__WORK TO COMPLETE__.
Search the data for the word "JSON" and copy out every line that has it.
═════ TASK INPUTS
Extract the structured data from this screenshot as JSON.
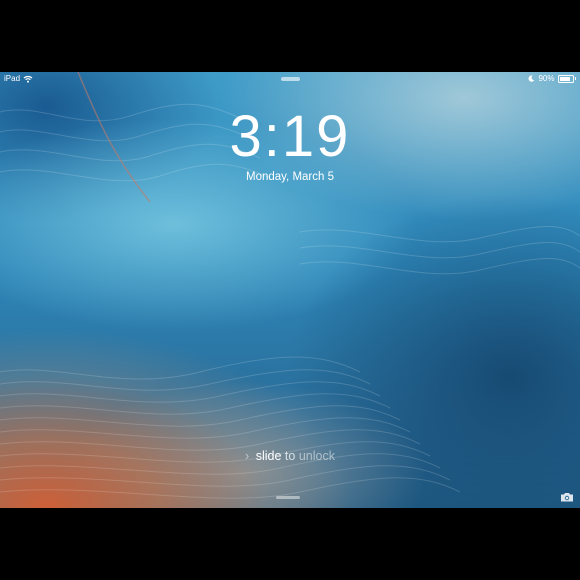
{
  "status_bar": {
    "device": "iPad",
    "battery_text": "90%",
    "battery_level": 0.9,
    "wifi_icon": "wifi-icon",
    "moon_icon": "moon-icon"
  },
  "lockscreen": {
    "time": "3:19",
    "date": "Monday, March 5",
    "slide_word": "slide",
    "slide_to": "to",
    "slide_action": "unlock",
    "chevron_icon": "chevron-right-icon",
    "camera_icon": "camera-icon"
  }
}
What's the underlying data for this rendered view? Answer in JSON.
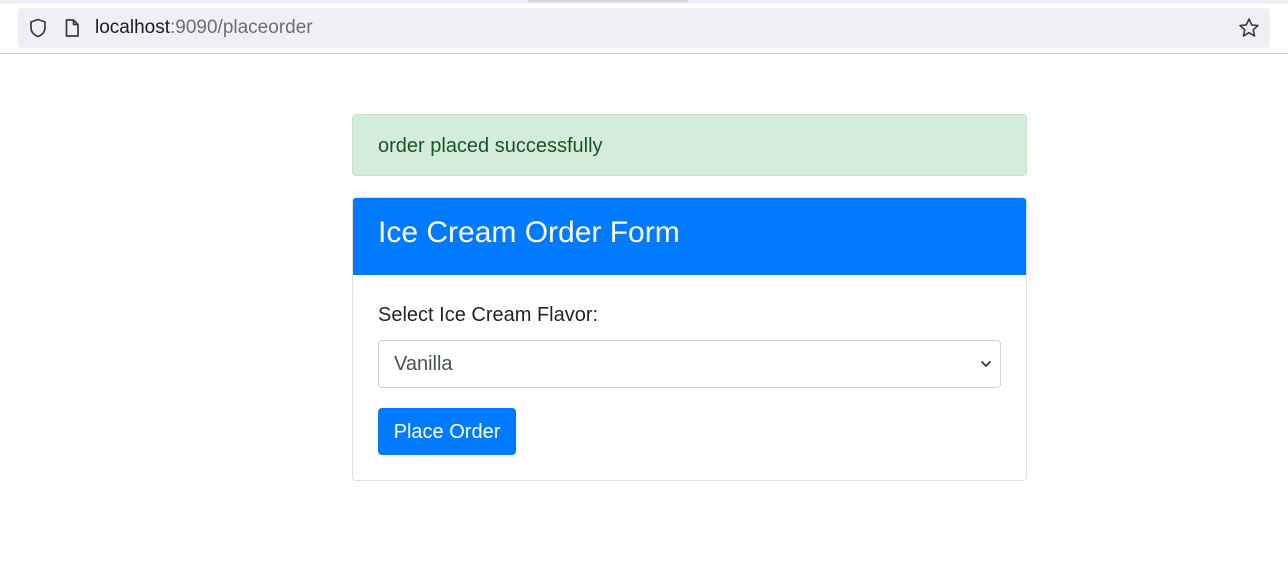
{
  "browser": {
    "url_host": "localhost",
    "url_path": ":9090/placeorder",
    "icons": [
      "shield-icon",
      "page-icon",
      "bookmark-star-icon"
    ]
  },
  "alert": {
    "message": "order placed successfully",
    "color": "#155724",
    "background": "#d4edda"
  },
  "form": {
    "title": "Ice Cream Order Form",
    "flavor_label": "Select Ice Cream Flavor:",
    "flavor_selected": "Vanilla",
    "submit_label": "Place Order",
    "accent_color": "#007bff"
  }
}
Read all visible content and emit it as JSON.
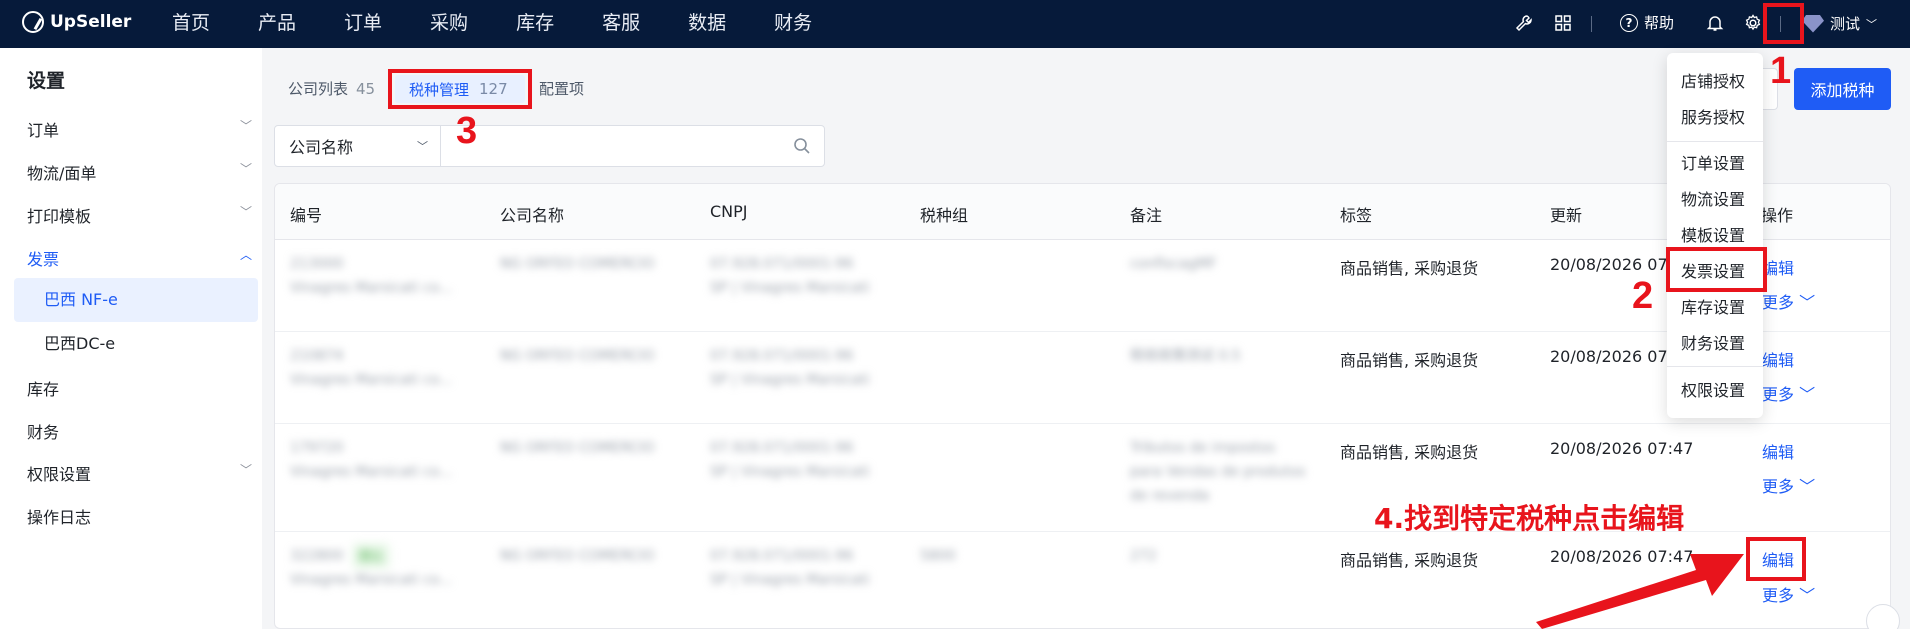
{
  "brand": {
    "name": "UpSeller"
  },
  "nav": [
    "首页",
    "产品",
    "订单",
    "采购",
    "库存",
    "客服",
    "数据",
    "财务"
  ],
  "topbar": {
    "help": "帮助",
    "user": "测试"
  },
  "sidebar": {
    "title": "设置",
    "items": [
      {
        "label": "订单",
        "chev": "﹀"
      },
      {
        "label": "物流/面单",
        "chev": "﹀"
      },
      {
        "label": "打印模板",
        "chev": "﹀"
      },
      {
        "label": "发票",
        "chev": "︿"
      },
      {
        "label": "库存",
        "chev": ""
      },
      {
        "label": "财务",
        "chev": ""
      },
      {
        "label": "权限设置",
        "chev": "﹀"
      },
      {
        "label": "操作日志",
        "chev": ""
      }
    ],
    "subitems": [
      "巴西 NF-e",
      "巴西DC-e"
    ]
  },
  "tabs": [
    {
      "label": "公司列表",
      "count": "45"
    },
    {
      "label": "税种管理",
      "count": "127"
    },
    {
      "label": "配置项",
      "count": ""
    }
  ],
  "search": {
    "select": "公司名称",
    "placeholder": ""
  },
  "add_button": "添加税种",
  "table": {
    "headers": [
      "编号",
      "公司名称",
      "CNPJ",
      "税种组",
      "备注",
      "标签",
      "更新",
      "操作"
    ],
    "rows": [
      {
        "id": "213000",
        "id2": "Vinagres Marsicati co...",
        "company": "NG ORFEO COMERCIO",
        "cnpj": "07.928.071/0001-96",
        "cnpj2": "SP | Vinagres Marsicati",
        "group": "",
        "note": "confiscagMF",
        "note2": "",
        "note3": "",
        "tags": "商品销售, 采购退货",
        "updated": "20/08/2026 07:4",
        "edit": "编辑",
        "more": "更多 ﹀"
      },
      {
        "id": "210874",
        "id2": "Vinagres Marsicati co...",
        "company": "NG ORFEO COMERCIO",
        "cnpj": "07.928.071/0001-96",
        "cnpj2": "SP | Vinagres Marsicati",
        "group": "",
        "note": "税收政策测试 0.5",
        "note2": "",
        "note3": "",
        "tags": "商品销售, 采购退货",
        "updated": "20/08/2026 07:4",
        "edit": "编辑",
        "more": "更多 ﹀"
      },
      {
        "id": "179720",
        "id2": "Vinagres Marsicati co...",
        "company": "NG ORFEO COMERCIO",
        "cnpj": "07.928.071/0001-96",
        "cnpj2": "SP | Vinagres Marsicati",
        "group": "",
        "note": "Tributos de impostos",
        "note2": "para Vendas de produtos",
        "note3": "de revenda",
        "tags": "商品销售, 采购退货",
        "updated": "20/08/2026 07:47",
        "edit": "编辑",
        "more": "更多 ﹀"
      },
      {
        "id": "322800",
        "id2": "Vinagres Marsicati co...",
        "company": "NG ORFEO COMERCIO",
        "cnpj": "07.928.071/0001-96",
        "cnpj2": "SP | Vinagres Marsicati",
        "group": "5800",
        "note": "272",
        "note2": "",
        "note3": "",
        "tags": "商品销售, 采购退货",
        "updated": "20/08/2026 07:47",
        "edit": "编辑",
        "more": "更多 ﹀",
        "badge": "默认"
      }
    ]
  },
  "dropdown": [
    "店铺授权",
    "服务授权",
    "订单设置",
    "物流设置",
    "模板设置",
    "发票设置",
    "库存设置",
    "财务设置",
    "权限设置"
  ],
  "annotations": {
    "n1": "1",
    "n2": "2",
    "n3": "3",
    "step4": "4.找到特定税种点击编辑",
    "color": "#e8141c"
  },
  "colors": {
    "topbar": "#061a3a",
    "accent": "#1f5cf5"
  }
}
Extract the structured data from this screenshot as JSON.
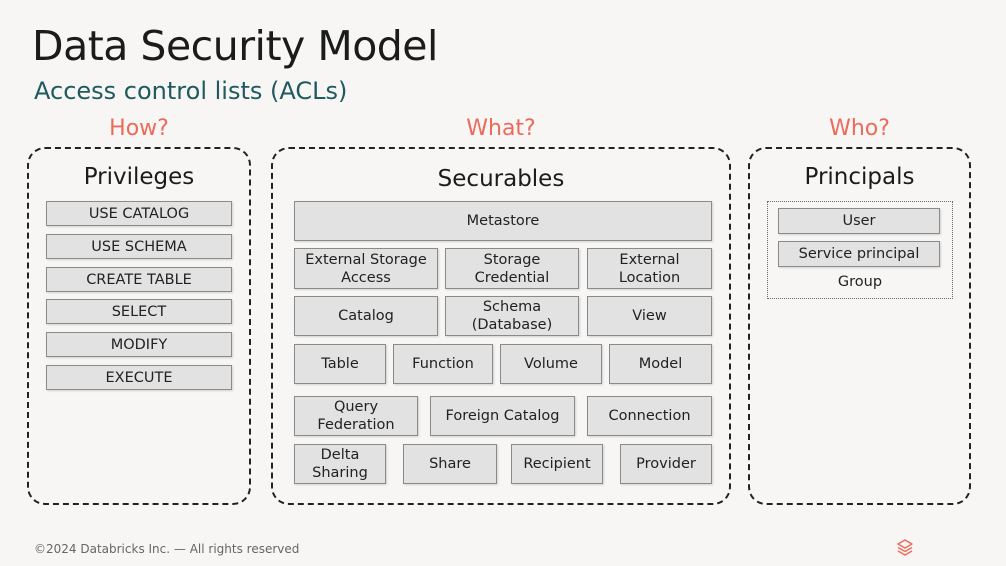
{
  "title": "Data Security Model",
  "subtitle": "Access control lists (ACLs)",
  "headings": {
    "how": "How?",
    "what": "What?",
    "who": "Who?"
  },
  "privileges": {
    "title": "Privileges",
    "items": [
      "USE CATALOG",
      "USE SCHEMA",
      "CREATE TABLE",
      "SELECT",
      "MODIFY",
      "EXECUTE"
    ]
  },
  "securables": {
    "title": "Securables",
    "items": [
      "Metastore",
      "External Storage\nAccess",
      "Storage\nCredential",
      "External\nLocation",
      "Catalog",
      "Schema\n(Database)",
      "View",
      "Table",
      "Function",
      "Volume",
      "Model",
      "Query\nFederation",
      "Foreign Catalog",
      "Connection",
      "Delta\nSharing",
      "Share",
      "Recipient",
      "Provider"
    ]
  },
  "principals": {
    "title": "Principals",
    "items": [
      "User",
      "Service principal"
    ],
    "group_label": "Group"
  },
  "footer": "©2024 Databricks Inc. — All rights reserved",
  "colors": {
    "accent": "#ec6a5a",
    "subtitle": "#1e5a5e",
    "box": "#e2e2e2",
    "logo": "#ec6a5a"
  },
  "icons": {
    "logo": "databricks-logo-icon"
  }
}
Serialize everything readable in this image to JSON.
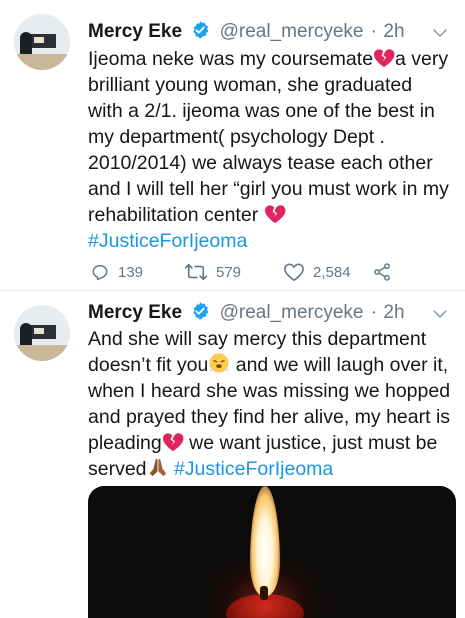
{
  "tweets": [
    {
      "author_name": "Mercy Eke",
      "handle": "@real_mercyeke",
      "separator": "·",
      "time": "2h",
      "lines": [
        "Ijeoma neke was my coursemate",
        "a very",
        "brilliant young woman, she graduated",
        "with a 2/1. ijeoma was one of the best in",
        "my department( psychology Dept .",
        "2010/2014) we always tease each other",
        "and I will tell her “girl you must work in my",
        "rehabilitation center"
      ],
      "hashtag": "#JusticeForIjeoma",
      "replies": "139",
      "retweets": "579",
      "likes": "2,584"
    },
    {
      "author_name": "Mercy Eke",
      "handle": "@real_mercyeke",
      "separator": "·",
      "time": "2h",
      "lines": [
        "And she will say mercy this department",
        "doesn’t fit you",
        " and we will laugh over it,",
        "when I heard she was missing we hopped",
        "and prayed they find her alive, my heart is",
        "pleading",
        " we want justice, just must be",
        "served"
      ],
      "hashtag": "#JusticeForIjeoma"
    }
  ],
  "icons": {
    "verified": "verified-badge-icon",
    "caret": "chevron-down-icon",
    "reply": "reply-icon",
    "retweet": "retweet-icon",
    "like": "heart-icon",
    "share": "share-icon",
    "broken_heart": "broken-heart-emoji",
    "steam_face": "face-with-steam-emoji",
    "praying_hands": "folded-hands-emoji"
  },
  "colors": {
    "text": "#14171a",
    "secondary": "#657786",
    "link": "#1b95e0",
    "verified": "#1da1f2",
    "broken_heart": "#e0245e"
  }
}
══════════
__ANSWER TO THE PROBLEM__.
Extract the structured data from this screenshot as JSON.
What's the underlying data for this rendered view? Answer in JSON.
Read all visible content and emit it as JSON.
Extract the structured data from this screenshot as JSON.
Serialize everything readable in this image to JSON.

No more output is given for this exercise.